- _Activity_
Filter the data below, keeping only lines that contain "true".

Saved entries
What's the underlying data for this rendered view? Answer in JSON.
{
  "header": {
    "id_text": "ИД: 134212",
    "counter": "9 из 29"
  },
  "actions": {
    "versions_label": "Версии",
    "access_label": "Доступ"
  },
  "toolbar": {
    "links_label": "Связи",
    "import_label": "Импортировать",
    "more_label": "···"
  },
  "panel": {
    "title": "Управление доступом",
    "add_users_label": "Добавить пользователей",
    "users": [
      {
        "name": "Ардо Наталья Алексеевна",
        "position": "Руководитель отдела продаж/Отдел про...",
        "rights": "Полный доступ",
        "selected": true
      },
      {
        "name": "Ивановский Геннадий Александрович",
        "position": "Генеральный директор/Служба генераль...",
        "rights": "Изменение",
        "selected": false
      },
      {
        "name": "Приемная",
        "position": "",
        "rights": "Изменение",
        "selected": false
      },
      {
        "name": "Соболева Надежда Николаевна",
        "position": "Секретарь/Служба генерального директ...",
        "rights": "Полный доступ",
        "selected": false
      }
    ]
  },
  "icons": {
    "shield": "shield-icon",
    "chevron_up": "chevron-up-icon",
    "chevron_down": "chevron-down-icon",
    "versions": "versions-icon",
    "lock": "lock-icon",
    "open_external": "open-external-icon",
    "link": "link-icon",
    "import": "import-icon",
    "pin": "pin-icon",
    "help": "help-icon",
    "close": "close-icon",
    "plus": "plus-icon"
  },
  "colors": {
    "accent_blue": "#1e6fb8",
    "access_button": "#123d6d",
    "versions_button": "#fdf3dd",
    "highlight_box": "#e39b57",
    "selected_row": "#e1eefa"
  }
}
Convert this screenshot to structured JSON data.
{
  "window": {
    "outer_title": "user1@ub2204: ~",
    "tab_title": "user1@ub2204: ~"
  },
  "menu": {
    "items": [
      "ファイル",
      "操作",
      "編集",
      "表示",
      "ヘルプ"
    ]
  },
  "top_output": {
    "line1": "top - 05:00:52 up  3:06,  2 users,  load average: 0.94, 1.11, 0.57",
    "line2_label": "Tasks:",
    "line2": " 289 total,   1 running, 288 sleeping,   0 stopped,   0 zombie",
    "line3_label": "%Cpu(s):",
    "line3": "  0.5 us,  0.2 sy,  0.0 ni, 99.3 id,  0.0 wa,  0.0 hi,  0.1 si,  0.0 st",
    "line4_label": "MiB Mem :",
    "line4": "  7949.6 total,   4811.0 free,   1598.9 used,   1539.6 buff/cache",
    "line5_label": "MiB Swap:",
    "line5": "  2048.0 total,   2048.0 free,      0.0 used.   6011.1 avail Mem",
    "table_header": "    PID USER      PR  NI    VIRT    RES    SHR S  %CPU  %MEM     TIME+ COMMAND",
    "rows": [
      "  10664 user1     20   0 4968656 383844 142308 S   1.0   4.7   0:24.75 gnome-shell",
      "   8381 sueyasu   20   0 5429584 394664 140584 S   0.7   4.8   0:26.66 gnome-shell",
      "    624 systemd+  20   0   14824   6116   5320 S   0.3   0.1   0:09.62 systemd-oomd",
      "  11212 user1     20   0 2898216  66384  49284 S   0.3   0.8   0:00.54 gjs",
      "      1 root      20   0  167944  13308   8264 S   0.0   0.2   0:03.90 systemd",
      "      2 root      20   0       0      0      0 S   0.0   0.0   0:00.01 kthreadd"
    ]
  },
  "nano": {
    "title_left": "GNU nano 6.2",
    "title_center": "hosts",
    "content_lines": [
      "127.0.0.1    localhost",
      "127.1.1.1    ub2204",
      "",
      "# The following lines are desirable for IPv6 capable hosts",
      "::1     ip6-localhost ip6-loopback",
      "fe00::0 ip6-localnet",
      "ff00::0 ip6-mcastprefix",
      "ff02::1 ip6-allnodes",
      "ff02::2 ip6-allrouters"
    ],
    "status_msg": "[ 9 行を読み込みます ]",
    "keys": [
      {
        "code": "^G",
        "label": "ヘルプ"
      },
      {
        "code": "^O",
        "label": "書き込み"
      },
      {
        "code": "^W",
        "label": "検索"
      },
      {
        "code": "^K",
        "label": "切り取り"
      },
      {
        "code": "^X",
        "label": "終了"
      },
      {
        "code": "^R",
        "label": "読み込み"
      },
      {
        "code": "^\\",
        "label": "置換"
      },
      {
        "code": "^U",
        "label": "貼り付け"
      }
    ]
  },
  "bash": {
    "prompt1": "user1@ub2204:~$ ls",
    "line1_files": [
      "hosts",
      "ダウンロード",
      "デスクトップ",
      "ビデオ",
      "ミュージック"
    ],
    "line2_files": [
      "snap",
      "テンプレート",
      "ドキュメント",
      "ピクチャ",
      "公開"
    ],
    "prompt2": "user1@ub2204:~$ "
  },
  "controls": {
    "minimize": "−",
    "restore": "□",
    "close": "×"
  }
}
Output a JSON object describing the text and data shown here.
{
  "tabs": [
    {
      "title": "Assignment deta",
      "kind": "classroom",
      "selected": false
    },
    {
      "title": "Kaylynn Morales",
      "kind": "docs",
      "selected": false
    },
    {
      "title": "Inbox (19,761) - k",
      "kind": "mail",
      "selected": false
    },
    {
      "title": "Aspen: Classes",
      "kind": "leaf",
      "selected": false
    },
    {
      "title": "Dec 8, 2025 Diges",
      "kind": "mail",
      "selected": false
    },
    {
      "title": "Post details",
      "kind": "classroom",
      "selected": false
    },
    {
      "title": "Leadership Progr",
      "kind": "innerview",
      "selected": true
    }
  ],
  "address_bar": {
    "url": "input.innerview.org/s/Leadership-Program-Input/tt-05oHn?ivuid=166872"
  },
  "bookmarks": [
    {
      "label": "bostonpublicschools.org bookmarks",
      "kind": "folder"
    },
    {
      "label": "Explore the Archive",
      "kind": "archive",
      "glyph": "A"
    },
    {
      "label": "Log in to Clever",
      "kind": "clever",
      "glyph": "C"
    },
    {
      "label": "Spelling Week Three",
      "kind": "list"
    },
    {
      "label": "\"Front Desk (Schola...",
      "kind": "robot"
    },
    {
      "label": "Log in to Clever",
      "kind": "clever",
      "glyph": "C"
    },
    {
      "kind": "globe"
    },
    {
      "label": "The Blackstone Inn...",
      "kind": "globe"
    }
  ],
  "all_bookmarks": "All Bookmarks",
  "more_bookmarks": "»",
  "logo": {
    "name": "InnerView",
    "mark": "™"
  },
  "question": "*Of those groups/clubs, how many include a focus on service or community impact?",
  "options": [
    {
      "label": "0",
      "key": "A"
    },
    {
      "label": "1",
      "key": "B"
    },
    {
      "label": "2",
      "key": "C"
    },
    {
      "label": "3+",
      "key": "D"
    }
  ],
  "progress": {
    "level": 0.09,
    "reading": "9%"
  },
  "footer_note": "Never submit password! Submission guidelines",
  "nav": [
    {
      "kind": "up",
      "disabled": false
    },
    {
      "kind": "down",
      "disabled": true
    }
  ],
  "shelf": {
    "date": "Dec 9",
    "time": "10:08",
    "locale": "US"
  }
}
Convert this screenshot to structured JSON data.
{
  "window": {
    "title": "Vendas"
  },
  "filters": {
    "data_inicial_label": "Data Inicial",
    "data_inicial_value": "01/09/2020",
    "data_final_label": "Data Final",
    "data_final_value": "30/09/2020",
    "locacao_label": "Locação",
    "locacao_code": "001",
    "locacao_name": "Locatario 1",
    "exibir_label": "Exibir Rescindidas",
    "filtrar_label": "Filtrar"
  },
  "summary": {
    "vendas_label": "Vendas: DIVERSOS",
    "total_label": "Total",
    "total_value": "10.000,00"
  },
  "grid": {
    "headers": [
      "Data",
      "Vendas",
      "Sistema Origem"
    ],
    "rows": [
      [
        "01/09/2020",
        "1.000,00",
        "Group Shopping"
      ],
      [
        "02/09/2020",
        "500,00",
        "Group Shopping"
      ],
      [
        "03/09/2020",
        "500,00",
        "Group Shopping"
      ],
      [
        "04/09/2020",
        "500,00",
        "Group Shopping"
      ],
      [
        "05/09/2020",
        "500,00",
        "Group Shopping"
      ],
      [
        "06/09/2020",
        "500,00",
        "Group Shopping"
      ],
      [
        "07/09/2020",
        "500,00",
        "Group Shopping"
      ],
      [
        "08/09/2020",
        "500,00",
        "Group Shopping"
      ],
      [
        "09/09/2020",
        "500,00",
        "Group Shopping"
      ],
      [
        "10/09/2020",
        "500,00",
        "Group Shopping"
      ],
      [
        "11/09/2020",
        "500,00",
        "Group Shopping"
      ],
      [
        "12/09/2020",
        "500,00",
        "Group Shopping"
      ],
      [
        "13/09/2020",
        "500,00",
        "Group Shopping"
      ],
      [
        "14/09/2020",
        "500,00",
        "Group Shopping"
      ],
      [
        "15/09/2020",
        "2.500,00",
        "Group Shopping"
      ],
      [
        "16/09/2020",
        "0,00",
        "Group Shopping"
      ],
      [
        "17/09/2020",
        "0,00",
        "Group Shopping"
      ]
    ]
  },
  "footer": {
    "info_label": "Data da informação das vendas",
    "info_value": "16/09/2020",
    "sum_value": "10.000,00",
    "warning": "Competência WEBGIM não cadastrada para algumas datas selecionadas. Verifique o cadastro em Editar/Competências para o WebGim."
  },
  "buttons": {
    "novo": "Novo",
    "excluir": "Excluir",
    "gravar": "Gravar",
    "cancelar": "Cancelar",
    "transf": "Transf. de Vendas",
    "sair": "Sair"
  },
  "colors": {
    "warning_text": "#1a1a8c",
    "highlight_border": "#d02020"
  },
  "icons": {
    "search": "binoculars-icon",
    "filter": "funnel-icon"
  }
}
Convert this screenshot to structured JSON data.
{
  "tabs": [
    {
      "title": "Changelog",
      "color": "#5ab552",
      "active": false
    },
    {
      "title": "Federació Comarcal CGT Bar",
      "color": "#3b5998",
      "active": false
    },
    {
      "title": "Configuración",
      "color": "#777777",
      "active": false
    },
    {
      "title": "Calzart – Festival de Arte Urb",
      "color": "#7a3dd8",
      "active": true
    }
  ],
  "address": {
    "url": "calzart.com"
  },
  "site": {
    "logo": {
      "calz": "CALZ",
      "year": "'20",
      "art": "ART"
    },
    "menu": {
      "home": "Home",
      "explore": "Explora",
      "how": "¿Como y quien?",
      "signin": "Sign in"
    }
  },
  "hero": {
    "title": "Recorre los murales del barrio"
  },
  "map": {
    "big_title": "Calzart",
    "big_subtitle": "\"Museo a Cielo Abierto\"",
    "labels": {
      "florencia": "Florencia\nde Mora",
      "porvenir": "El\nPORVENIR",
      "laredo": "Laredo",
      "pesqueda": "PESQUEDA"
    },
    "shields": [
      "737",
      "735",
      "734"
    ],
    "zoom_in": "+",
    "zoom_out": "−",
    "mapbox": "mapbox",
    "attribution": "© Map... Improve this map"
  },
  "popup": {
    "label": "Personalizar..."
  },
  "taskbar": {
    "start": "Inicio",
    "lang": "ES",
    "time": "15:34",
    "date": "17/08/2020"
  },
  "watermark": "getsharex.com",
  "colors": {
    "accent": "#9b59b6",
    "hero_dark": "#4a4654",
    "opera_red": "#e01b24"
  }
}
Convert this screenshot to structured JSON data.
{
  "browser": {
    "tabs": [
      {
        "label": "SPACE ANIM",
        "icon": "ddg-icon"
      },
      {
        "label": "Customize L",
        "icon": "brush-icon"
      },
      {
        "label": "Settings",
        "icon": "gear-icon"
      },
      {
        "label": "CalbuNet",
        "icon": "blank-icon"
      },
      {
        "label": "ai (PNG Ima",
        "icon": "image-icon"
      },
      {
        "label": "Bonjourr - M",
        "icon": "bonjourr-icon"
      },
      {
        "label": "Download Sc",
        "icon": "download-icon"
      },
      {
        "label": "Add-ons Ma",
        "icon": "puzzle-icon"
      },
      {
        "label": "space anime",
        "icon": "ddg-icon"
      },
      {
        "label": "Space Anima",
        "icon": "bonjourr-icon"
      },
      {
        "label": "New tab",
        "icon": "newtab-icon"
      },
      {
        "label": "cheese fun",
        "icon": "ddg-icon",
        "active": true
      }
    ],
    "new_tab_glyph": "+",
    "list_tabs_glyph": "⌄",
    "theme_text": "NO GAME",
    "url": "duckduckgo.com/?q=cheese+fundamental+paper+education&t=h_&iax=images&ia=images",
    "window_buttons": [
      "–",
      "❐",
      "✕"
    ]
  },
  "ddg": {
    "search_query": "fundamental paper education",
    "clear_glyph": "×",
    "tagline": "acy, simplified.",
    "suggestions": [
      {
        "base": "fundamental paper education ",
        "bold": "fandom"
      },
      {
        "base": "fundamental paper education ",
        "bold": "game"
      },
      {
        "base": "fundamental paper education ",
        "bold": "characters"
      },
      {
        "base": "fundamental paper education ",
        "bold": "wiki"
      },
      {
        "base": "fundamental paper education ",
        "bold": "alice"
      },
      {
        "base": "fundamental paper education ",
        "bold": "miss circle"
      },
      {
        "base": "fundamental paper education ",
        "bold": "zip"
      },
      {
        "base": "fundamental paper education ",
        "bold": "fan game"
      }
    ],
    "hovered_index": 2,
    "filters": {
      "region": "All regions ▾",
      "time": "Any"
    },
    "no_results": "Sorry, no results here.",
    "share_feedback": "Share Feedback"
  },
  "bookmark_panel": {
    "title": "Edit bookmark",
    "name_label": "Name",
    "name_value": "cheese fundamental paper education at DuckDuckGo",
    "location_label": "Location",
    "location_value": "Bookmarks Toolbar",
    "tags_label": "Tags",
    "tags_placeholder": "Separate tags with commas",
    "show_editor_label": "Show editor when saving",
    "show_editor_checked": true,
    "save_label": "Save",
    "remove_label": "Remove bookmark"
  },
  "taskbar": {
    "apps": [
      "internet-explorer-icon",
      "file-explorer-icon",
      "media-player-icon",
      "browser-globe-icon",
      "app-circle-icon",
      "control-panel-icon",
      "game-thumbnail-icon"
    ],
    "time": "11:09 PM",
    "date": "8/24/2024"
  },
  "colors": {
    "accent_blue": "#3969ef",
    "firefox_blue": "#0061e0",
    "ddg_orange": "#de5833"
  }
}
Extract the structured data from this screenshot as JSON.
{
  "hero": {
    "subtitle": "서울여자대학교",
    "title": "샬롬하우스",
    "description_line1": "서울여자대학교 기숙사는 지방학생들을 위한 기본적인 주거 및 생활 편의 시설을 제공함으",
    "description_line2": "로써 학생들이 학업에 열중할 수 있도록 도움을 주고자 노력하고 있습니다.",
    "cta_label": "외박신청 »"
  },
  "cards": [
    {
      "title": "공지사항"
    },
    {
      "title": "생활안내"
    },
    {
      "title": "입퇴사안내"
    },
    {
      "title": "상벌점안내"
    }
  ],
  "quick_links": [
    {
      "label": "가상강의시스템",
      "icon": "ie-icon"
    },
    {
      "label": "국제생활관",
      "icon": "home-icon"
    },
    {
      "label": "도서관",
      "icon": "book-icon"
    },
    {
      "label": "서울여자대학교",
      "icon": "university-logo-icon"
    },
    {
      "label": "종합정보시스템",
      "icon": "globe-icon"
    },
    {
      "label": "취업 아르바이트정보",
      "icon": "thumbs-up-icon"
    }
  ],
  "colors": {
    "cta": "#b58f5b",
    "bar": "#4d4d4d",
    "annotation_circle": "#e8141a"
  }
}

- _Task output_
        "selected": true
      "selected": true
      "disabled": true
      "active": true
        "active": true
    "show_editor_checked": true,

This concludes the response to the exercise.